We had no idea what to expect when we drove up up to attend the Adventure Travel Expo at the Washington DC Convention Center.  First, we got lost and Vidal was trying to read the map, but I think his expertise is more with topo maps, not street maps!

I drove us around before we stopped and some guy on the street explained that the city was divided into 4 quadrants and that the same streets could be in more than one quadrant.  Well that explained why we were on the "right" street name, but could not find the convention center.  We were in the wrong quadrant!

When we finally arrived, I drove down into the guts of the convention center, assuming that was the thing to do.  Wrong!  Only if you need forklifts and union guys to carry in your stuff at $500 per hour! We parked our little car out of the way of the semi-trucks in the cave-like delivery area and unloaded our few boxes by hand, but found out that we were only allowed to carry in maybe 2 boxes, then we were required to pay the union men to carry whatever remained! Talk about a cultural experience!  I had a mind-blowing experience in my own country. 

My hiking friends, Misty and Paula showed up and helped set up the booth.  Some companies had diving tanks,  zip-lines and climbing walls to entice potential visitors to their booths.   We pinned up our photos and authentic Peruvian fabric and laid out our home-made view books and hand-outs.  Meanwhile, the forklifts zipped around us and the TV screens popped up next to brochures so glossy, I was forced to squint. 

We were a little concerned about how we would stack up next to the big boys.  We left with our fingers crossed. We followed Paula to her house and spent the night.  The next day we took the metro in to the DC convention center.  It was much better than trying to park.

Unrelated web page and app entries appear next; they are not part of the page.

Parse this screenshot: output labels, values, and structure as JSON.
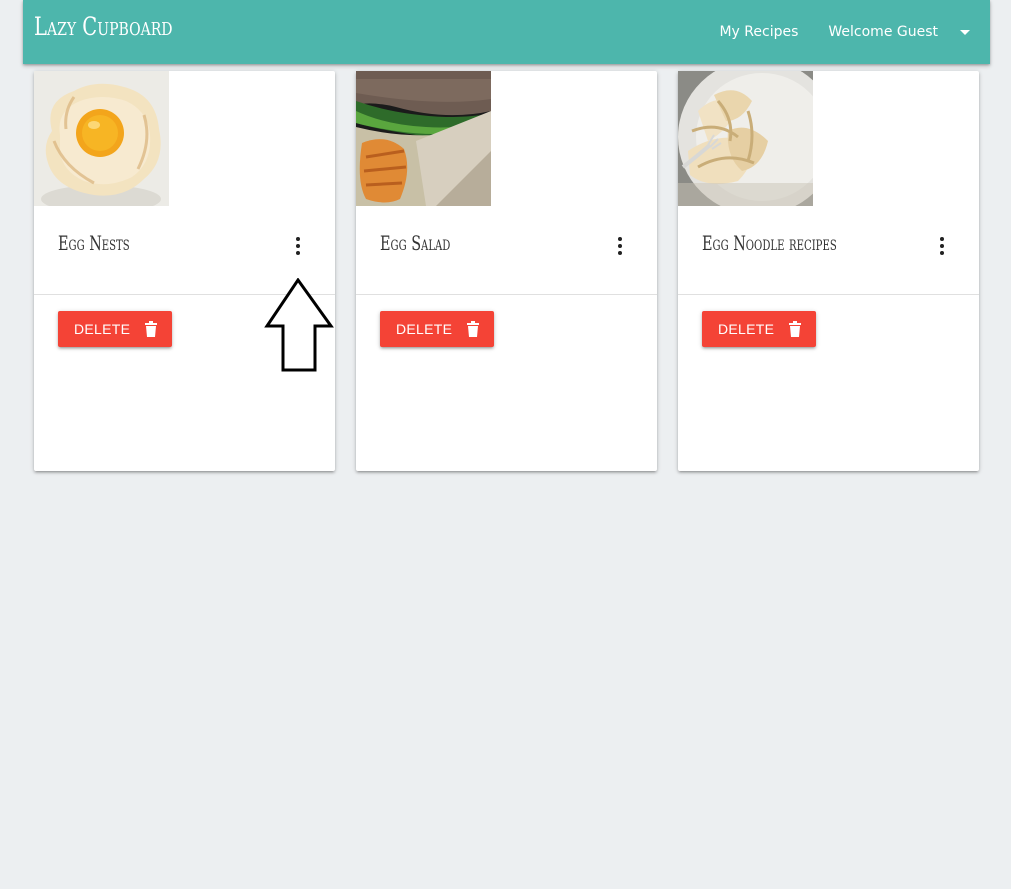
{
  "navbar": {
    "brand": "Lazy Cupboard",
    "links": {
      "my_recipes": "My Recipes",
      "user_menu": "Welcome Guest"
    },
    "color": "#4db6ac"
  },
  "cards": [
    {
      "title": "Egg Nests",
      "delete_label": "DELETE",
      "menu_icon": "more-vert-icon",
      "delete_icon": "trash-icon"
    },
    {
      "title": "Egg Salad",
      "delete_label": "DELETE",
      "menu_icon": "more-vert-icon",
      "delete_icon": "trash-icon"
    },
    {
      "title": "Egg Noodle recipes",
      "delete_label": "DELETE",
      "menu_icon": "more-vert-icon",
      "delete_icon": "trash-icon"
    }
  ],
  "colors": {
    "accent": "#4db6ac",
    "danger": "#f44336",
    "background": "#eceff1"
  }
}
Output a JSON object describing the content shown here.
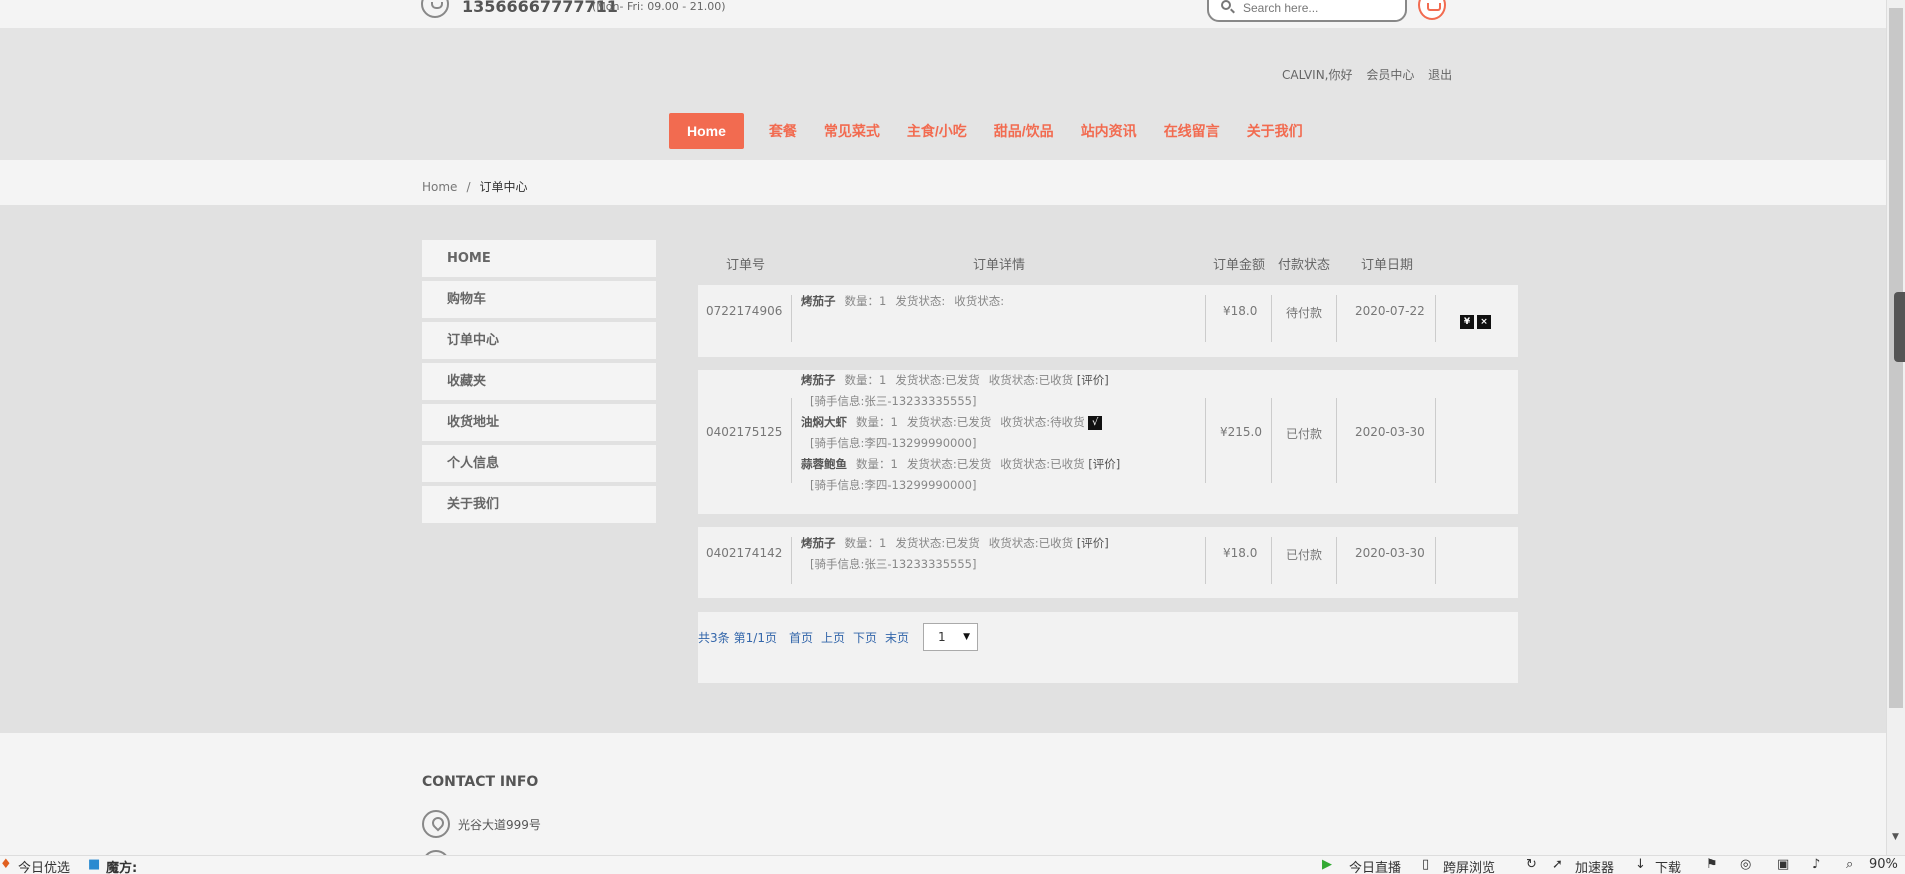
{
  "topbar": {
    "phone": "13566667777711",
    "hours": "(Mon- Fri: 09.00 - 21.00)",
    "search_placeholder": "Search here..."
  },
  "userbar": {
    "greeting": "CALVIN,你好",
    "member_center": "会员中心",
    "logout": "退出"
  },
  "nav": [
    "Home",
    "套餐",
    "常见菜式",
    "主食/小吃",
    "甜品/饮品",
    "站内资讯",
    "在线留言",
    "关于我们"
  ],
  "breadcrumb": {
    "home": "Home",
    "sep": "/",
    "current": "订单中心"
  },
  "sidemenu": [
    "HOME",
    "购物车",
    "订单中心",
    "收藏夹",
    "收货地址",
    "个人信息",
    "关于我们"
  ],
  "table_headers": {
    "order_no": "订单号",
    "details": "订单详情",
    "amount": "订单金额",
    "pay_status": "付款状态",
    "date": "订单日期"
  },
  "orders": [
    {
      "id": "0722174906",
      "amount": "¥18.0",
      "pay_status": "待付款",
      "date": "2020-07-22",
      "items": [
        {
          "name": "烤茄子",
          "qty": "数量：1",
          "ship": "发货状态:",
          "recv": "收货状态:",
          "action": "",
          "rider": ""
        }
      ],
      "ops": [
        "¥",
        "×"
      ]
    },
    {
      "id": "0402175125",
      "amount": "¥215.0",
      "pay_status": "已付款",
      "date": "2020-03-30",
      "items": [
        {
          "name": "烤茄子",
          "qty": "数量：1",
          "ship": "发货状态:已发货",
          "recv": "收货状态:已收货",
          "action": "[评价]",
          "rider": "[骑手信息:张三-13233335555]"
        },
        {
          "name": "油焖大虾",
          "qty": "数量：1",
          "ship": "发货状态:已发货",
          "recv": "收货状态:待收货",
          "action": "√",
          "rider": "[骑手信息:李四-13299990000]"
        },
        {
          "name": "蒜蓉鲍鱼",
          "qty": "数量：1",
          "ship": "发货状态:已发货",
          "recv": "收货状态:已收货",
          "action": "[评价]",
          "rider": "[骑手信息:李四-13299990000]"
        }
      ],
      "ops": []
    },
    {
      "id": "0402174142",
      "amount": "¥18.0",
      "pay_status": "已付款",
      "date": "2020-03-30",
      "items": [
        {
          "name": "烤茄子",
          "qty": "数量：1",
          "ship": "发货状态:已发货",
          "recv": "收货状态:已收货",
          "action": "[评价]",
          "rider": "[骑手信息:张三-13233335555]"
        }
      ],
      "ops": []
    }
  ],
  "pager": {
    "total": "共3条",
    "page_info": "第1/1页",
    "first": "首页",
    "prev": "上页",
    "next": "下页",
    "last": "末页",
    "current": "1"
  },
  "footer": {
    "contact_title": "CONTACT INFO",
    "address": "光谷大道999号"
  },
  "statusbar": {
    "left1": "今日优选",
    "left2": "魔方:",
    "live": "今日直播",
    "cross": "跨屏浏览",
    "accel": "加速器",
    "download": "下载",
    "zoom": "90%"
  },
  "colors": {
    "accent": "#f26b50",
    "link": "#3366aa"
  }
}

We were an odd looking group with our Peruvian bags and hats and Vidal and I look a bit like Boris and Natasha, or Rocky & Bullwinkle.  I'll let you figure out which one is me and which one is him.

The convention center heated up with traffic and the river of people started flowing.  They came by in a steady stream of couples and families all day long.  We talked and talked and talked to each visitor.  We showed photos of Machu Picchu, Lake Titicaca and we talked some more.  Vidal was engaged all day.  We took a break a couple times to wander around and check out the place.  Vendors were handing out goody bags and people were flocking to get them. 

We had chicha morada candy, but the 300 ocarinas that Vidal had custom made in a village, were broken on the bus ride from Cusco to Lima.  But we had Vidal. Vidal Jaquehua is a well-known Inca Trail guide and the people who have met him all love him.  He is almost a legend.  (Ok, maybe I'm exaggerating a little!)  He is very popular with his clients.  One reason is that he is genuine.  Another is that he does not discriminate.  If he agrees to provide service, everyone gets the same exquisite attention from him, whether you are on the barest backpacker's budget or having the luxury trip of your lifetime.

People want to hang around and soak up his essence.  The essence of Inca.  Vidal is not judgmental about people's choices, behaviors or habits in any way.  He is the most humble example of how the rest of us should model our own lives.  Always striving to seek the lowest impact. While staying as a guest in my home, Vidal used the barest of necessities.  He did not use any of the linens, towels or toiletries that we consider the rudiments of human comfort and hygiene.   He was  fastidious with his grooming and attire, although he carried only 1 medium-sized backpack and no other luggage.

Vidal asked to see the source of our apparent unlimited hot water supply.  I got the feeling he was absorbing all the details of our lives from the perspective of someone who might use the information at a later date.   But he never discussed it. As the Expo drew to a close, we gathered the remnants of our exhibit and happily drove back to Virginia Beach.  The next morning Vidal would fly back to Cusco and we would see what happened next.

Are you interested in exploring another country?  What about traveling to Peru?  Contact us anytime.